Whether it's at the water cooler or the dinner table, the Laquan McDonald case has been the topic of much discussion in and around Chicago.
But in many of Chicago's classrooms sit young men and women who may have a lot in common with the teenager.
Brandis Friedman has more on how this discussion between students and teachers is unfolding.
The week the Laquan McDonald video was released, Chicago Public Schools distributed a tool kit to teachers after hearing that some were concerned that they weren't prepared to address this case with students.
But the district also wanted to give teachers clear guidance about this case: Under no circumstances should the dash-cam video of McDonald's shooting be shown in class.
It's just intended to help teachers talk to students, assuming that they've already seen the video plenty of times, as most of us have.
The tool kit works by providing a summary of the McDonald case and links to news stories.
Teachers are advised to have students warm up with a writing assignment, then lead a discussion.
We spoke to one English teacher at John Marshall Metro High School in East Garfield Park, who says he hadn't planned on talking about this case until students began bringing it up.
He felt it was better for students to discuss the case in class, where they could say what they thought or felt in a safe space, and also have access to reliable sources of information.
“I wanted to teach them to look at both sides of an argument, even if it’s one they had, like, really strong opinions about,” said James Dorrell. “And then, analyze the information that’s coming in, and then make a judgment, as opposed to just going along with the status quo in their community or on Facebook.

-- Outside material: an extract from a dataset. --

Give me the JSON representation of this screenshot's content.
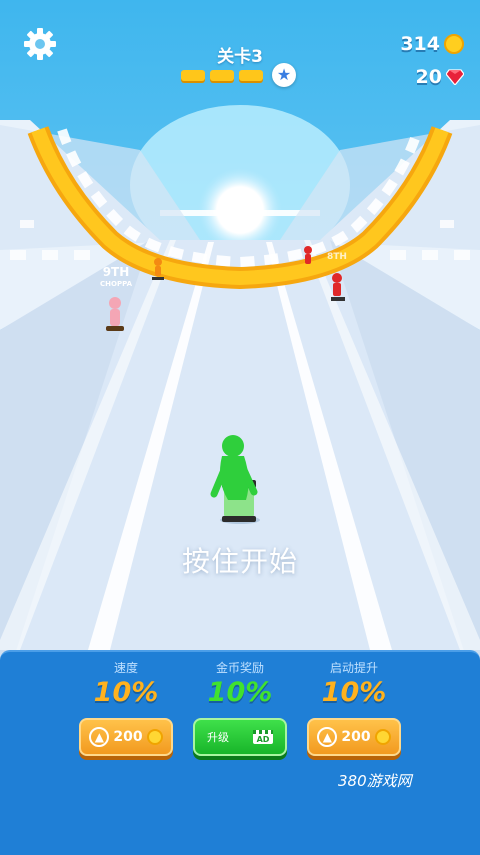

Look at both sides, take in the information, then draw a conclusion. It’s not in the curriculum map, it’s not in the unit plan, but sometimes you just have to stop and embrace a teachable moment.”
Mr. Dorrell also explains that not only are many of his students African-American teenagers in Chicago–as McDonald was–but many of them have also experienced a violent trauma, whether they've been victims themselves, or have friends and family members who've been victims.
So, this case is particularly relevant to his students.
Goals of the tool kit
The tool kit advises teachers to teach this lesson with a few goals in mind. A few of them are to have students imagine the best possible outcome, avoid perpetuating the fear and hatred of law enforcement that these incidents encourage, students consider the tools for civil protest, like the those in the tradition of Martin Luther King, Jr., and help students examine the roles that race, class, privilege and stereotyping play in this society, and this incident.
But that's where several professors and a doctoral student at the UIC College of Education took a lot of issue with this tool kit.
They of course appreciate the district's intent, but say it's going about it all wrong, starting with the factual account the tool kit provides, but also how the tool kit guides discussion on deeper issues.
“So a lesson plan given to teachers under the guise of, ‘Let us help you help the kids,’ that is parroting the official story and is making excuses for a 400-day delay in doing something about this killing, it’s really immoral and unconscionable,” said Josh Radinsky, UIC College of Education.
“An example I always use in my class is, ‘The average age of a member of the Black Panther party in Illinois in 1968 was between 16 and 18.’ Right? So now when we actually see the folks who have hit the streets, who’ve made these demands … they’re in the same age bracket. Here’s an opportunity to connect those spaces, so it’s always young folks who have spearheaded and have challenged us to think about the current moment,” said David Stovall, UIC College of Education.
These UIC professors did say the district's tool kit provides some helpful links to information and resources.
The district did not provide a direct response to these criticisms but the tool kit itself says that it's meant to be an educational tool, not at all an endorsement of opinions.
Find all "Chicago Tonight" stories on the shooting of 17-year-old Laquan McDonald.